PROBLEM TO SOLVE: Give back each entry exactly as written, apart from the pictures.

---------------

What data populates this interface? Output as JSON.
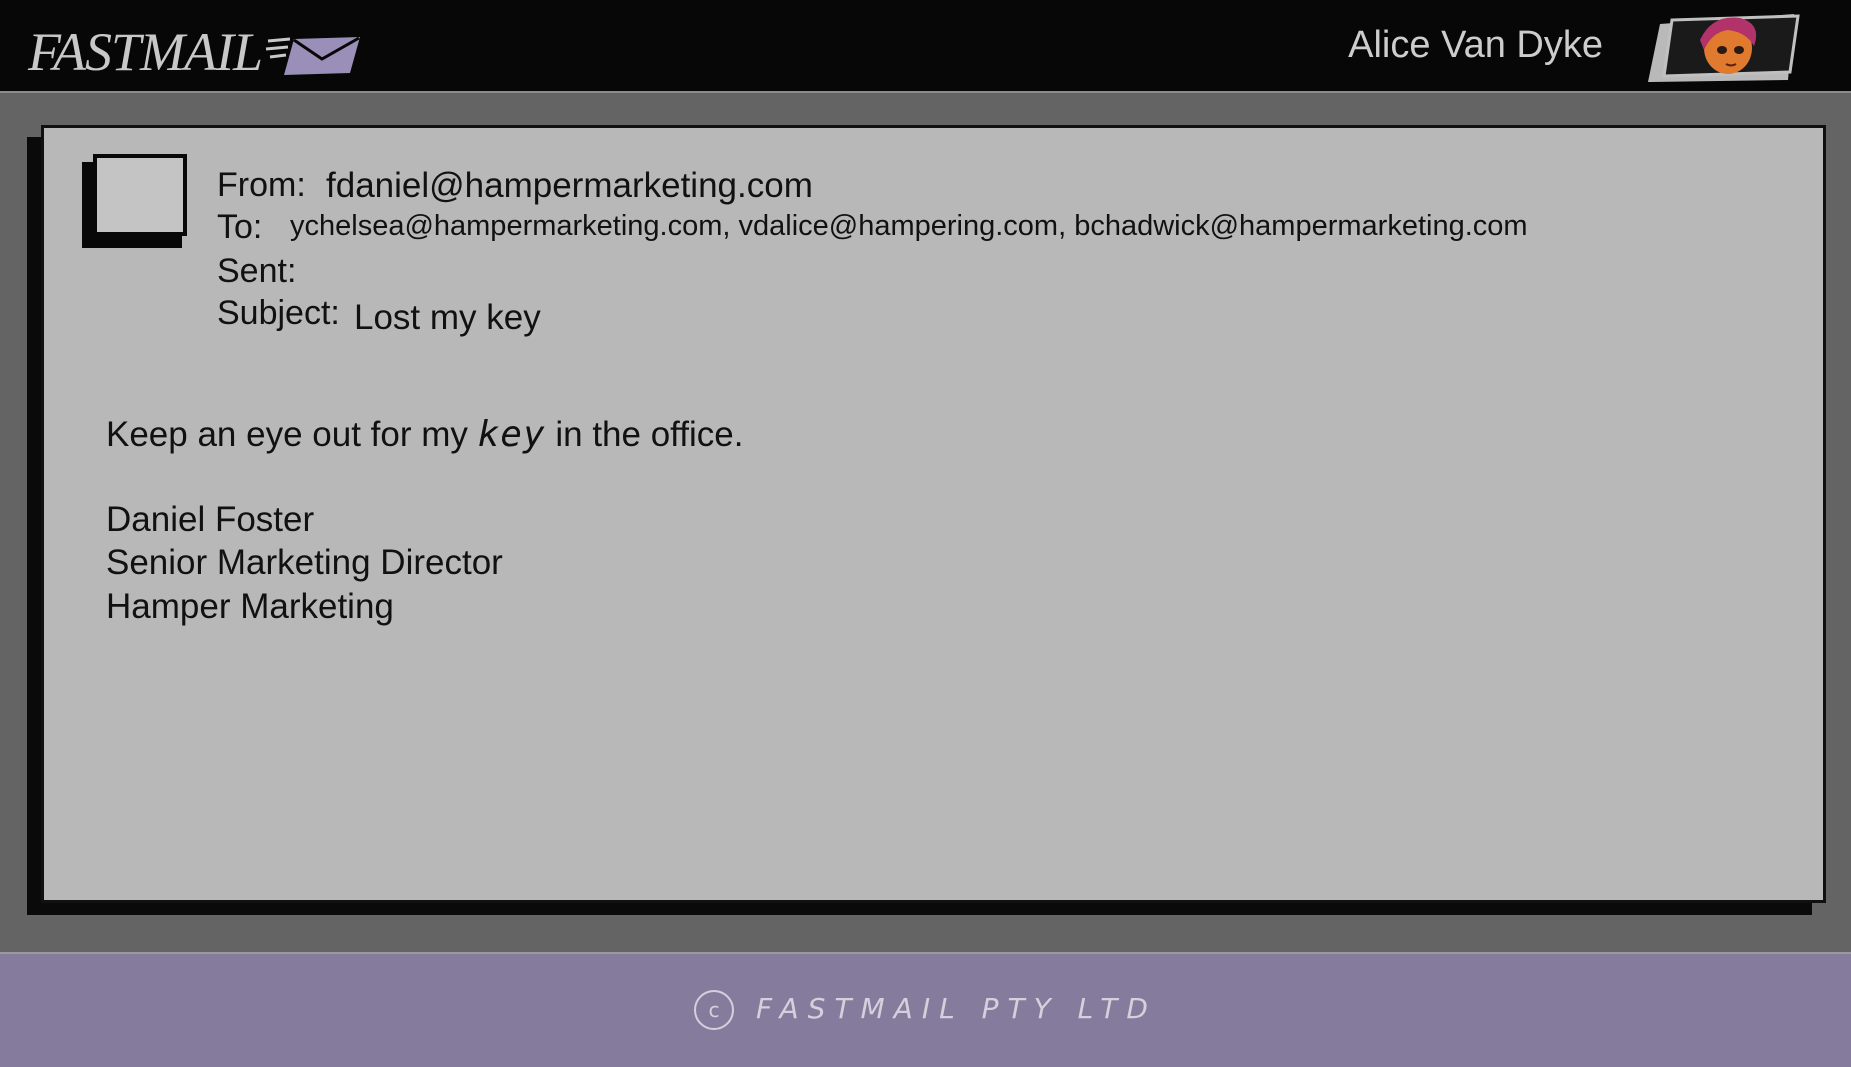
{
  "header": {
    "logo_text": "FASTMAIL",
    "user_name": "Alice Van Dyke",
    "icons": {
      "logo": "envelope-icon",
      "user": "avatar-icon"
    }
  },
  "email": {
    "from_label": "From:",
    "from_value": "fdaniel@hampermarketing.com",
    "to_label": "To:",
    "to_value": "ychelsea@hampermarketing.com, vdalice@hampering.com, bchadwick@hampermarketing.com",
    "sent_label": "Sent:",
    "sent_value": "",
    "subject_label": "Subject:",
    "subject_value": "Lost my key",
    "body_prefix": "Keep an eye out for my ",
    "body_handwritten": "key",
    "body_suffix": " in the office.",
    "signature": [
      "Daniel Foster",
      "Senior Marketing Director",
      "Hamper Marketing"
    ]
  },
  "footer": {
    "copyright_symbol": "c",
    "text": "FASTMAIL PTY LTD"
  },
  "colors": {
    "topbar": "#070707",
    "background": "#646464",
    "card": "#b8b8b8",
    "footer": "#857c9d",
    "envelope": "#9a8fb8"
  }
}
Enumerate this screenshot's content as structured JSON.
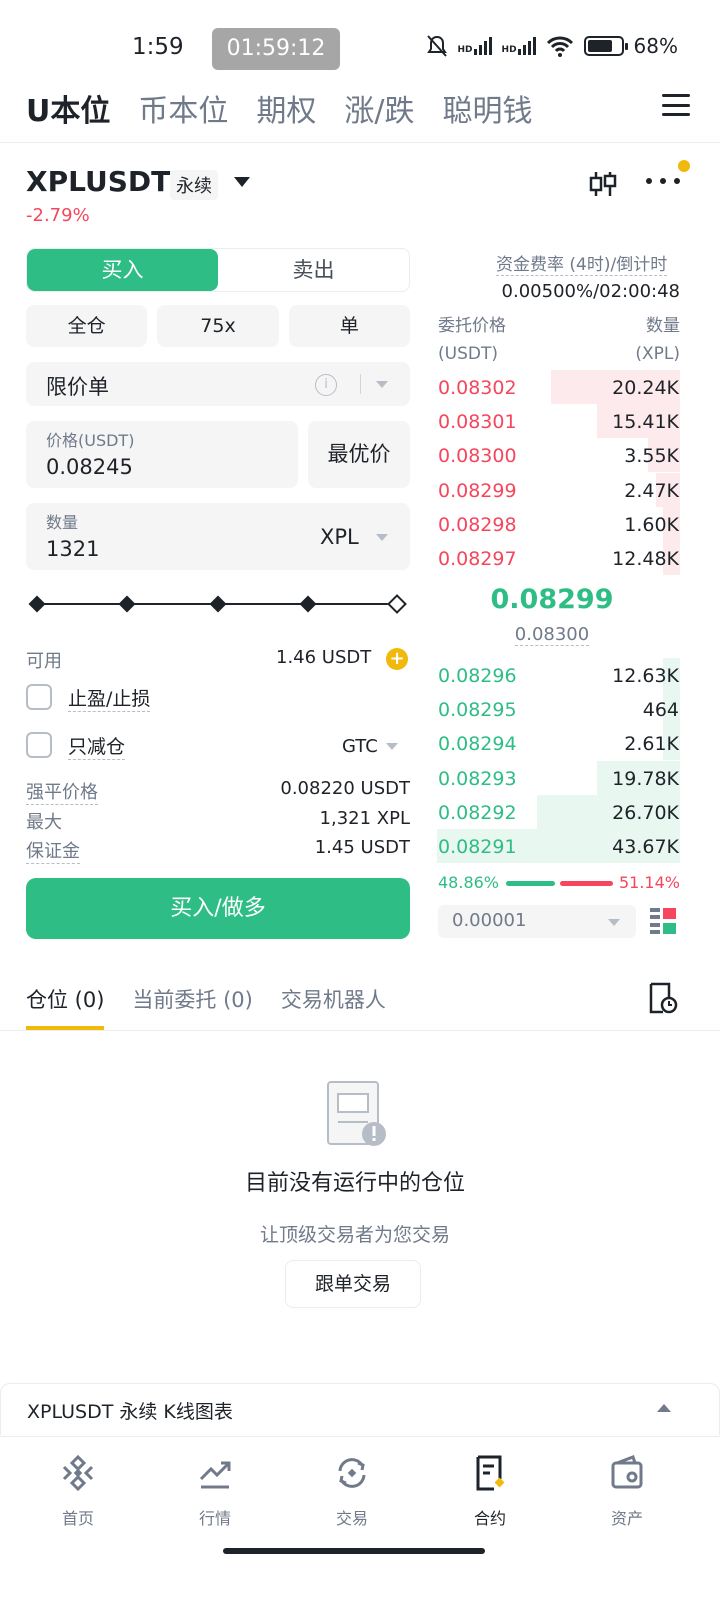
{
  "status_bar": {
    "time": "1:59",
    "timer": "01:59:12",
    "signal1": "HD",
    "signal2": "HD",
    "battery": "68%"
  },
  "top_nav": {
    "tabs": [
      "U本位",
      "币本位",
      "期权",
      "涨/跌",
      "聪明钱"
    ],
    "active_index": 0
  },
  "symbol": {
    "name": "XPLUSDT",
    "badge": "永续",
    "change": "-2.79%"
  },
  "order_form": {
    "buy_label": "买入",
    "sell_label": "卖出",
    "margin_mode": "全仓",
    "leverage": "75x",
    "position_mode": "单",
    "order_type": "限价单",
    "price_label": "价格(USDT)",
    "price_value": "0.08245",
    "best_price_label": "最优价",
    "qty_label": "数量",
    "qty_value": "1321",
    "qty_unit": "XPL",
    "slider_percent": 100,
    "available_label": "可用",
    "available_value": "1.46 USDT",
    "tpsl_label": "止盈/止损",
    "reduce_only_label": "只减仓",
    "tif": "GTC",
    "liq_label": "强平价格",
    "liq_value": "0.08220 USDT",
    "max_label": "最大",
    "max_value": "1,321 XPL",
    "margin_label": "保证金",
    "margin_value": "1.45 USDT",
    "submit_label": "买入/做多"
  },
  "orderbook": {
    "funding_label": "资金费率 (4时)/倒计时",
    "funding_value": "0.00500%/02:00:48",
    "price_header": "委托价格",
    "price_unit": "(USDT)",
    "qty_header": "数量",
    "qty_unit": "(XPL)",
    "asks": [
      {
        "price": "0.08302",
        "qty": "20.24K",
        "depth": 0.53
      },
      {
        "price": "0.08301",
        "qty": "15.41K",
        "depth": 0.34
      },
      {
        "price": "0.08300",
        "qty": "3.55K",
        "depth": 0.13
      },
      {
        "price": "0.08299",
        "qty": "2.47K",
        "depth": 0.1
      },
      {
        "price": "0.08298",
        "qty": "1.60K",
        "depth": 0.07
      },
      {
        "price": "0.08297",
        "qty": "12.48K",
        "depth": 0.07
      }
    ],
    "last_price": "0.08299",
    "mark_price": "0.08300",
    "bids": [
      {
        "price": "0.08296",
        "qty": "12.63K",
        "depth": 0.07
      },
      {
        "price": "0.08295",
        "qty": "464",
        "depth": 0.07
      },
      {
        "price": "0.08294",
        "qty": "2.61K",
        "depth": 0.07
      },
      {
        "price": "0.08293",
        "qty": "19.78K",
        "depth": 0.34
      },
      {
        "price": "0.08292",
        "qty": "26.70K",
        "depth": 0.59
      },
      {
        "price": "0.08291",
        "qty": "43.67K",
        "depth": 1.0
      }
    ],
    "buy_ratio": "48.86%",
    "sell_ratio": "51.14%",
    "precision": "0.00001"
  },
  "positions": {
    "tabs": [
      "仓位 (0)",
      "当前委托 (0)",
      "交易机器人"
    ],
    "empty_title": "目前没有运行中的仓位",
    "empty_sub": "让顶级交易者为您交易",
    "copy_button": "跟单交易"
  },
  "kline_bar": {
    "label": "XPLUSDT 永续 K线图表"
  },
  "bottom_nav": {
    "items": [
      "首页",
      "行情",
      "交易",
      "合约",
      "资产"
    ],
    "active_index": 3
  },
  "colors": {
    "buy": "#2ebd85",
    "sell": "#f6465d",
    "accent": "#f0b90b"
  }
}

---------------

TASK ANSWER:
What data populates this interface? Output as JSON.
{
  "header": {
    "logo_text": "FASTMAIL",
    "user_name": "Alice Van Dyke",
    "icons": {
      "logo": "envelope-icon",
      "user": "avatar-icon"
    }
  },
  "email": {
    "from_label": "From:",
    "from_value": "fdaniel@hampermarketing.com",
    "to_label": "To:",
    "to_value": "ychelsea@hampermarketing.com, vdalice@hampering.com, bchadwick@hampermarketing.com",
    "sent_label": "Sent:",
    "sent_value": "",
    "subject_label": "Subject:",
    "subject_value": "Lost my key",
    "body_prefix": "Keep an eye out for my ",
    "body_handwritten": "key",
    "body_suffix": " in the office.",
    "signature": [
      "Daniel Foster",
      "Senior Marketing Director",
      "Hamper Marketing"
    ]
  },
  "footer": {
    "copyright_symbol": "c",
    "text": "FASTMAIL PTY LTD"
  },
  "colors": {
    "topbar": "#070707",
    "background": "#646464",
    "card": "#b8b8b8",
    "footer": "#857c9d",
    "envelope": "#9a8fb8"
  }
}
Enumerate this screenshot's content as structured JSON.
{
  "status_bar": {
    "time": "1:59",
    "timer": "01:59:12",
    "signal1": "HD",
    "signal2": "HD",
    "battery": "68%"
  },
  "top_nav": {
    "tabs": [
      "U本位",
      "币本位",
      "期权",
      "涨/跌",
      "聪明钱"
    ],
    "active_index": 0
  },
  "symbol": {
    "name": "XPLUSDT",
    "badge": "永续",
    "change": "-2.79%"
  },
  "order_form": {
    "buy_label": "买入",
    "sell_label": "卖出",
    "margin_mode": "全仓",
    "leverage": "75x",
    "position_mode": "单",
    "order_type": "限价单",
    "price_label": "价格(USDT)",
    "price_value": "0.08245",
    "best_price_label": "最优价",
    "qty_label": "数量",
    "qty_value": "1321",
    "qty_unit": "XPL",
    "slider_percent": 100,
    "available_label": "可用",
    "available_value": "1.46 USDT",
    "tpsl_label": "止盈/止损",
    "reduce_only_label": "只减仓",
    "tif": "GTC",
    "liq_label": "强平价格",
    "liq_value": "0.08220 USDT",
    "max_label": "最大",
    "max_value": "1,321 XPL",
    "margin_label": "保证金",
    "margin_value": "1.45 USDT",
    "submit_label": "买入/做多"
  },
  "orderbook": {
    "funding_label": "资金费率 (4时)/倒计时",
    "funding_value": "0.00500%/02:00:48",
    "price_header": "委托价格",
    "price_unit": "(USDT)",
    "qty_header": "数量",
    "qty_unit": "(XPL)",
    "asks": [
      {
        "price": "0.08302",
        "qty": "20.24K",
        "depth": 0.53
      },
      {
        "price": "0.08301",
        "qty": "15.41K",
        "depth": 0.34
      },
      {
        "price": "0.08300",
        "qty": "3.55K",
        "depth": 0.13
      },
      {
        "price": "0.08299",
        "qty": "2.47K",
        "depth": 0.1
      },
      {
        "price": "0.08298",
        "qty": "1.60K",
        "depth": 0.07
      },
      {
        "price": "0.08297",
        "qty": "12.48K",
        "depth": 0.07
      }
    ],
    "last_price": "0.08299",
    "mark_price": "0.08300",
    "bids": [
      {
        "price": "0.08296",
        "qty": "12.63K",
        "depth": 0.07
      },
      {
        "price": "0.08295",
        "qty": "464",
        "depth": 0.07
      },
      {
        "price": "0.08294",
        "qty": "2.61K",
        "depth": 0.07
      },
      {
        "price": "0.08293",
        "qty": "19.78K",
        "depth": 0.34
      },
      {
        "price": "0.08292",
        "qty": "26.70K",
        "depth": 0.59
      },
      {
        "price": "0.08291",
        "qty": "43.67K",
        "depth": 1.0
      }
    ],
    "buy_ratio": "48.86%",
    "sell_ratio": "51.14%",
    "precision": "0.00001"
  },
  "positions": {
    "tabs": [
      "仓位 (0)",
      "当前委托 (0)",
      "交易机器人"
    ],
    "empty_title": "目前没有运行中的仓位",
    "empty_sub": "让顶级交易者为您交易",
    "copy_button": "跟单交易"
  },
  "kline_bar": {
    "label": "XPLUSDT 永续 K线图表"
  },
  "bottom_nav": {
    "items": [
      "首页",
      "行情",
      "交易",
      "合约",
      "资产"
    ],
    "active_index": 3
  },
  "colors": {
    "buy": "#2ebd85",
    "sell": "#f6465d",
    "accent": "#f0b90b"
  }
}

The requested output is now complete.